● Exercise prompt: Output all of the data below exactly as given.

Input data section start

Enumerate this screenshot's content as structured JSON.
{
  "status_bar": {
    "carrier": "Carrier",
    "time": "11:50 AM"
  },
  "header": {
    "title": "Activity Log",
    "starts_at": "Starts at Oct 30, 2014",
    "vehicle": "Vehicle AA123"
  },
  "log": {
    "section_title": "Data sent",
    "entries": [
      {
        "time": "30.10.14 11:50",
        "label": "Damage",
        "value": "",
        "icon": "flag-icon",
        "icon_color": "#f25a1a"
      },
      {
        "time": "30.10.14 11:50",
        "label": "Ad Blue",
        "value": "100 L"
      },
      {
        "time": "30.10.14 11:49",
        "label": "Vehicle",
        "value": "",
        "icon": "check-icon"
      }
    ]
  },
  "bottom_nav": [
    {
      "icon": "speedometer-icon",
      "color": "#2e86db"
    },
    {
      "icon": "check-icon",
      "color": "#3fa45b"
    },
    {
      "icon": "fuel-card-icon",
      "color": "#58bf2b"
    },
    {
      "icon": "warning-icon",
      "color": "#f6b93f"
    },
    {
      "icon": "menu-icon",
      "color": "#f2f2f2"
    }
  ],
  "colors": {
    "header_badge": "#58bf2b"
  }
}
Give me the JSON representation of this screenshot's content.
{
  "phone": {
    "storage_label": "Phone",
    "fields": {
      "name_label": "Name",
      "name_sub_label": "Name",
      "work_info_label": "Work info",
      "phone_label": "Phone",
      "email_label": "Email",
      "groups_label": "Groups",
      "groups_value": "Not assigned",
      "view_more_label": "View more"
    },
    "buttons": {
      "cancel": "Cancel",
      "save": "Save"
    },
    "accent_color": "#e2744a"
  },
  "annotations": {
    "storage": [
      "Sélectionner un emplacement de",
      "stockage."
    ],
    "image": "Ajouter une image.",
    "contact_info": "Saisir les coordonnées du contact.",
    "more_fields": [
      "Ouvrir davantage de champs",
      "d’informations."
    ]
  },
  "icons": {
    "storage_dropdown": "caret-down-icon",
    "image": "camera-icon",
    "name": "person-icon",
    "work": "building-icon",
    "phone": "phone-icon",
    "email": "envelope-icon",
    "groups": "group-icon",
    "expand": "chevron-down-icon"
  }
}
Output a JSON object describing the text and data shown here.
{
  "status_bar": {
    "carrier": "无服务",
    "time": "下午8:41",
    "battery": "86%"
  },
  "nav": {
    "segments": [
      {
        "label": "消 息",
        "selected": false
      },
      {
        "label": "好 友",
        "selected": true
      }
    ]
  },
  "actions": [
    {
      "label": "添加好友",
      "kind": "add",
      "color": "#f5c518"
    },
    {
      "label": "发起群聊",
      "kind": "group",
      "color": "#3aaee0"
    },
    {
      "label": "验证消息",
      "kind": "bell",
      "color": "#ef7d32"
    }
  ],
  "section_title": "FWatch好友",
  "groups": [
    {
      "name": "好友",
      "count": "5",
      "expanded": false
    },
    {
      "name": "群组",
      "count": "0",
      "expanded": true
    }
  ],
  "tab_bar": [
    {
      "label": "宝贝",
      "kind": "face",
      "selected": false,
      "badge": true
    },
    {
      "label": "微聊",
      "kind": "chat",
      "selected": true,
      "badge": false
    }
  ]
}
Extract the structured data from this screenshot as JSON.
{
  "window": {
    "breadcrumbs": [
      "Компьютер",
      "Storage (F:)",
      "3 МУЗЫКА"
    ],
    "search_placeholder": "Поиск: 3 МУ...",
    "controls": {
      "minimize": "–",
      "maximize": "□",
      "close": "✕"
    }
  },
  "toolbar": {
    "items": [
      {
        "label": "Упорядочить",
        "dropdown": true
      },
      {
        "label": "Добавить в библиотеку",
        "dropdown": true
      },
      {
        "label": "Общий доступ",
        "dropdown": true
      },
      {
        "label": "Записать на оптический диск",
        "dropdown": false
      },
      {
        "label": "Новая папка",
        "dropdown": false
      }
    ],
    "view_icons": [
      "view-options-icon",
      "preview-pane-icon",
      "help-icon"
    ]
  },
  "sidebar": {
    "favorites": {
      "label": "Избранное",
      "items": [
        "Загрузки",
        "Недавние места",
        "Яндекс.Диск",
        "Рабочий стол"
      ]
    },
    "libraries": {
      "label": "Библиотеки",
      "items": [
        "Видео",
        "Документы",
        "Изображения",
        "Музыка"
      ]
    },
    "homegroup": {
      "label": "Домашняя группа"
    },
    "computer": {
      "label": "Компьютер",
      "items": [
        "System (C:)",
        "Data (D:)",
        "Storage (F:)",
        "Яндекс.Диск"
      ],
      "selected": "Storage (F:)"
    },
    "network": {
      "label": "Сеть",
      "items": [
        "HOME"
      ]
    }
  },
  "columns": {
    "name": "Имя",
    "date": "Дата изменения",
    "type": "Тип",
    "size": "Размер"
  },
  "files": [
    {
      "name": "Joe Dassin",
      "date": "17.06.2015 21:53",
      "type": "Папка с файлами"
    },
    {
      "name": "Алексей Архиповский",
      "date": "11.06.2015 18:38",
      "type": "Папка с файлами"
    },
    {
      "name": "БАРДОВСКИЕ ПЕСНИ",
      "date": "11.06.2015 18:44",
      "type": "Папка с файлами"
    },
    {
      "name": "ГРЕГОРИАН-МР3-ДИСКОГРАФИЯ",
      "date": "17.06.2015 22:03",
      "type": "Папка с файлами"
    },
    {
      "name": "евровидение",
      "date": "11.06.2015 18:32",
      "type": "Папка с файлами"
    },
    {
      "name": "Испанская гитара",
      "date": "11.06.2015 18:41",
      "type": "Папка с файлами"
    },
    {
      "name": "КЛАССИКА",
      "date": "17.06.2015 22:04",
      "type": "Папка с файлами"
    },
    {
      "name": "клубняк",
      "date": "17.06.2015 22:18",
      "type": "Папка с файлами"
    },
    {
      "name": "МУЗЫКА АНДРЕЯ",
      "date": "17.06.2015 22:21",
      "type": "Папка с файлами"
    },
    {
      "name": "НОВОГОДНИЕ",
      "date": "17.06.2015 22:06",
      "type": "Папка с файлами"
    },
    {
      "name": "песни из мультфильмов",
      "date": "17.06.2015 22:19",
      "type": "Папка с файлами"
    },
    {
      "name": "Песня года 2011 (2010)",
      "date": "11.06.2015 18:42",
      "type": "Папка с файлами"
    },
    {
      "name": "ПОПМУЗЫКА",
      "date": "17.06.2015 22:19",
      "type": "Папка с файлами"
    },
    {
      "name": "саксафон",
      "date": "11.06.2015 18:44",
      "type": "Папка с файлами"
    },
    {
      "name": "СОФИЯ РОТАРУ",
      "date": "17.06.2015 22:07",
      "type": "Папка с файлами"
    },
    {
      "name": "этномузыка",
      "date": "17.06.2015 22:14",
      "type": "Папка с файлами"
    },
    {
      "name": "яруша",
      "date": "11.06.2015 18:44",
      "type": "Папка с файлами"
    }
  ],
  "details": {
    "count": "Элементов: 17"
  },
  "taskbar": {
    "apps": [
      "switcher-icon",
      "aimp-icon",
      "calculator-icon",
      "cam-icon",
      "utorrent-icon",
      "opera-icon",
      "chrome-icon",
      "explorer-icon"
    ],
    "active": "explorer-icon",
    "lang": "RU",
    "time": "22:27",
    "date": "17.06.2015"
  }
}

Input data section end

● Solution for this exercise:
Enumerate this screenshot's content as structured JSON.
{
  "status_bar": {
    "carrier": "Carrier",
    "time": "11:50 AM"
  },
  "header": {
    "title": "Activity Log",
    "starts_at": "Starts at Oct 30, 2014",
    "vehicle": "Vehicle AA123"
  },
  "log": {
    "section_title": "Data sent",
    "entries": [
      {
        "time": "30.10.14 11:50",
        "label": "Damage",
        "value": "",
        "icon": "flag-icon",
        "icon_color": "#f25a1a"
      },
      {
        "time": "30.10.14 11:50",
        "label": "Ad Blue",
        "value": "100 L"
      },
      {
        "time": "30.10.14 11:49",
        "label": "Vehicle",
        "value": "",
        "icon": "check-icon"
      }
    ]
  },
  "bottom_nav": [
    {
      "icon": "speedometer-icon",
      "color": "#2e86db"
    },
    {
      "icon": "check-icon",
      "color": "#3fa45b"
    },
    {
      "icon": "fuel-card-icon",
      "color": "#58bf2b"
    },
    {
      "icon": "warning-icon",
      "color": "#f6b93f"
    },
    {
      "icon": "menu-icon",
      "color": "#f2f2f2"
    }
  ],
  "colors": {
    "header_badge": "#58bf2b"
  }
}
Give me the JSON representation of this screenshot's content.
{
  "phone": {
    "storage_label": "Phone",
    "fields": {
      "name_label": "Name",
      "name_sub_label": "Name",
      "work_info_label": "Work info",
      "phone_label": "Phone",
      "email_label": "Email",
      "groups_label": "Groups",
      "groups_value": "Not assigned",
      "view_more_label": "View more"
    },
    "buttons": {
      "cancel": "Cancel",
      "save": "Save"
    },
    "accent_color": "#e2744a"
  },
  "annotations": {
    "storage": [
      "Sélectionner un emplacement de",
      "stockage."
    ],
    "image": "Ajouter une image.",
    "contact_info": "Saisir les coordonnées du contact.",
    "more_fields": [
      "Ouvrir davantage de champs",
      "d’informations."
    ]
  },
  "icons": {
    "storage_dropdown": "caret-down-icon",
    "image": "camera-icon",
    "name": "person-icon",
    "work": "building-icon",
    "phone": "phone-icon",
    "email": "envelope-icon",
    "groups": "group-icon",
    "expand": "chevron-down-icon"
  }
}
Output a JSON object describing the text and data shown here.
{
  "status_bar": {
    "carrier": "无服务",
    "time": "下午8:41",
    "battery": "86%"
  },
  "nav": {
    "segments": [
      {
        "label": "消 息",
        "selected": false
      },
      {
        "label": "好 友",
        "selected": true
      }
    ]
  },
  "actions": [
    {
      "label": "添加好友",
      "kind": "add",
      "color": "#f5c518"
    },
    {
      "label": "发起群聊",
      "kind": "group",
      "color": "#3aaee0"
    },
    {
      "label": "验证消息",
      "kind": "bell",
      "color": "#ef7d32"
    }
  ],
  "section_title": "FWatch好友",
  "groups": [
    {
      "name": "好友",
      "count": "5",
      "expanded": false
    },
    {
      "name": "群组",
      "count": "0",
      "expanded": true
    }
  ],
  "tab_bar": [
    {
      "label": "宝贝",
      "kind": "face",
      "selected": false,
      "badge": true
    },
    {
      "label": "微聊",
      "kind": "chat",
      "selected": true,
      "badge": false
    }
  ]
}
Extract the structured data from this screenshot as JSON.
{
  "window": {
    "breadcrumbs": [
      "Компьютер",
      "Storage (F:)",
      "3 МУЗЫКА"
    ],
    "search_placeholder": "Поиск: 3 МУ...",
    "controls": {
      "minimize": "–",
      "maximize": "□",
      "close": "✕"
    }
  },
  "toolbar": {
    "items": [
      {
        "label": "Упорядочить",
        "dropdown": true
      },
      {
        "label": "Добавить в библиотеку",
        "dropdown": true
      },
      {
        "label": "Общий доступ",
        "dropdown": true
      },
      {
        "label": "Записать на оптический диск",
        "dropdown": false
      },
      {
        "label": "Новая папка",
        "dropdown": false
      }
    ],
    "view_icons": [
      "view-options-icon",
      "preview-pane-icon",
      "help-icon"
    ]
  },
  "sidebar": {
    "favorites": {
      "label": "Избранное",
      "items": [
        "Загрузки",
        "Недавние места",
        "Яндекс.Диск",
        "Рабочий стол"
      ]
    },
    "libraries": {
      "label": "Библиотеки",
      "items": [
        "Видео",
        "Документы",
        "Изображения",
        "Музыка"
      ]
    },
    "homegroup": {
      "label": "Домашняя группа"
    },
    "computer": {
      "label": "Компьютер",
      "items": [
        "System (C:)",
        "Data (D:)",
        "Storage (F:)",
        "Яндекс.Диск"
      ],
      "selected": "Storage (F:)"
    },
    "network": {
      "label": "Сеть",
      "items": [
        "HOME"
      ]
    }
  },
  "columns": {
    "name": "Имя",
    "date": "Дата изменения",
    "type": "Тип",
    "size": "Размер"
  },
  "files": [
    {
      "name": "Joe Dassin",
      "date": "17.06.2015 21:53",
      "type": "Папка с файлами"
    },
    {
      "name": "Алексей Архиповский",
      "date": "11.06.2015 18:38",
      "type": "Папка с файлами"
    },
    {
      "name": "БАРДОВСКИЕ ПЕСНИ",
      "date": "11.06.2015 18:44",
      "type": "Папка с файлами"
    },
    {
      "name": "ГРЕГОРИАН-МР3-ДИСКОГРАФИЯ",
      "date": "17.06.2015 22:03",
      "type": "Папка с файлами"
    },
    {
      "name": "евровидение",
      "date": "11.06.2015 18:32",
      "type": "Папка с файлами"
    },
    {
      "name": "Испанская гитара",
      "date": "11.06.2015 18:41",
      "type": "Папка с файлами"
    },
    {
      "name": "КЛАССИКА",
      "date": "17.06.2015 22:04",
      "type": "Папка с файлами"
    },
    {
      "name": "клубняк",
      "date": "17.06.2015 22:18",
      "type": "Папка с файлами"
    },
    {
      "name": "МУЗЫКА АНДРЕЯ",
      "date": "17.06.2015 22:21",
      "type": "Папка с файлами"
    },
    {
      "name": "НОВОГОДНИЕ",
      "date": "17.06.2015 22:06",
      "type": "Папка с файлами"
    },
    {
      "name": "песни из мультфильмов",
      "date": "17.06.2015 22:19",
      "type": "Папка с файлами"
    },
    {
      "name": "Песня года 2011 (2010)",
      "date": "11.06.2015 18:42",
      "type": "Папка с файлами"
    },
    {
      "name": "ПОПМУЗЫКА",
      "date": "17.06.2015 22:19",
      "type": "Папка с файлами"
    },
    {
      "name": "саксафон",
      "date": "11.06.2015 18:44",
      "type": "Папка с файлами"
    },
    {
      "name": "СОФИЯ РОТАРУ",
      "date": "17.06.2015 22:07",
      "type": "Папка с файлами"
    },
    {
      "name": "этномузыка",
      "date": "17.06.2015 22:14",
      "type": "Папка с файлами"
    },
    {
      "name": "яруша",
      "date": "11.06.2015 18:44",
      "type": "Папка с файлами"
    }
  ],
  "details": {
    "count": "Элементов: 17"
  },
  "taskbar": {
    "apps": [
      "switcher-icon",
      "aimp-icon",
      "calculator-icon",
      "cam-icon",
      "utorrent-icon",
      "opera-icon",
      "chrome-icon",
      "explorer-icon"
    ],
    "active": "explorer-icon",
    "lang": "RU",
    "time": "22:27",
    "date": "17.06.2015"
  }
}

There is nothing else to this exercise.